The language we use in the church, from innocent questions to the names of the singles ministries, reinforces some damaging and demoralizing lies surrounding singleness and marriage. We need to consciously work against handing out false hope (“God is going to bring you such a good man”) and instead reinforce the value of each person’s life—as is. Not every woman will become a wife and mother, and your marriage and family sermon series should have a session on singleness because just as there’s much single people can glean from a marriage sermon, there’s much married people can learn from singleness. But when we’re continually hammered with marriage sermons, promises of marriage, or questions of marital status, it seems that the church is only working to feed the idol of marriage, not help us destroy it.
I also believe that while single people are in desperate need for the church to truly act as a community, as family, to fill in the gaps where all the pieces fall short, it is often those who are unmarried who get squeezed out. They slink into services unnoticed, the church’s programming of daddy-daughter dates and family picnics seems to exclude them, and very rarely does someone initiate conversation, much less relationship, with them. Singles have to work very hard to fit into the family-centric church model.
What can I be doing as a pastor to work to include singles?
First, work to identify and destroy the stereotypes you’ve internalized about single people, whether it’s that you believe they’re single for a reason, socially awkward, or that they are spiritually immature in some way. You probably have some preconceived ideas about single people, and it’s helpful if you know what your prejudices are so you can deconstruct them.
And ask good questions of the singles in your congregation. Listen to the answer. When the majority of my conversations with people in my church revolve around my love life (or lack thereof), that’s only working to remind me that without marriage, I have little to offer. Instead of leading with “Oh, are you seeing anyone?” I’d love to be engaged in conversation by being asked, “What are you doing for the kingdom? What are you passionate about? Why do you talk about foster care so much?” Those are the kinds of questions that reinforce my worth and contributions right now, not the role of wife and mother I could potentially adopt.

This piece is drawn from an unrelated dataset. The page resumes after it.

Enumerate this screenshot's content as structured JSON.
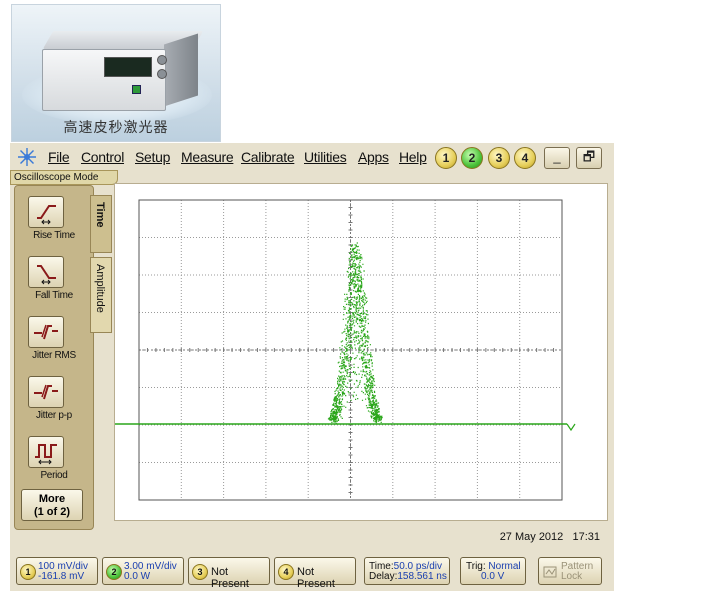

Never underestimate the value of representation. The Christian community has buzzed in the last few years with the importance of encouraging diversity in thought, ethnicity, even age. But I’d love to see more single representation in the church. When we only see married people serving in leadership positions, offering Communion, or opening the service in prayer, that’s a problem. That’s sending a message to me, a single woman, that I am not ready, fit, or able to serve. Single people should be sought out for committees, panels, and service opportunities in the church—not because they have more time to serve but because their input is invaluable and could not be gained elsewhere.
What are 2 or 3 of the biggest felt needs that Christian singles have?
Singles long for community and belonging. And so often, because we’re unable to find that in our local churches, we turn online or to friend groups outside the church to meet that need. I’m eager for the church to become the sanctuary I know it can be.
We also long for our lives to be celebrated, as they are. If I never got married, if there was no wedding or baby to come, would my life still be worthy of notice? Could you still find something in it to commend? Of course. So do it! Celebrate the lives of the single people around you by finding what is praise-worthy in them.
—Joy Beth Smith, Party of One
How to Use This Book
Pastors, does your church need to take a look at its singles ministry? This book can help start the necessary conversations and even inspire a message for the singles in your church to feel seen, and for couples to learn how to better engage with and love singles. To help give you or your small group leaders a starting point, we even have a free discussion guide to go along with the book.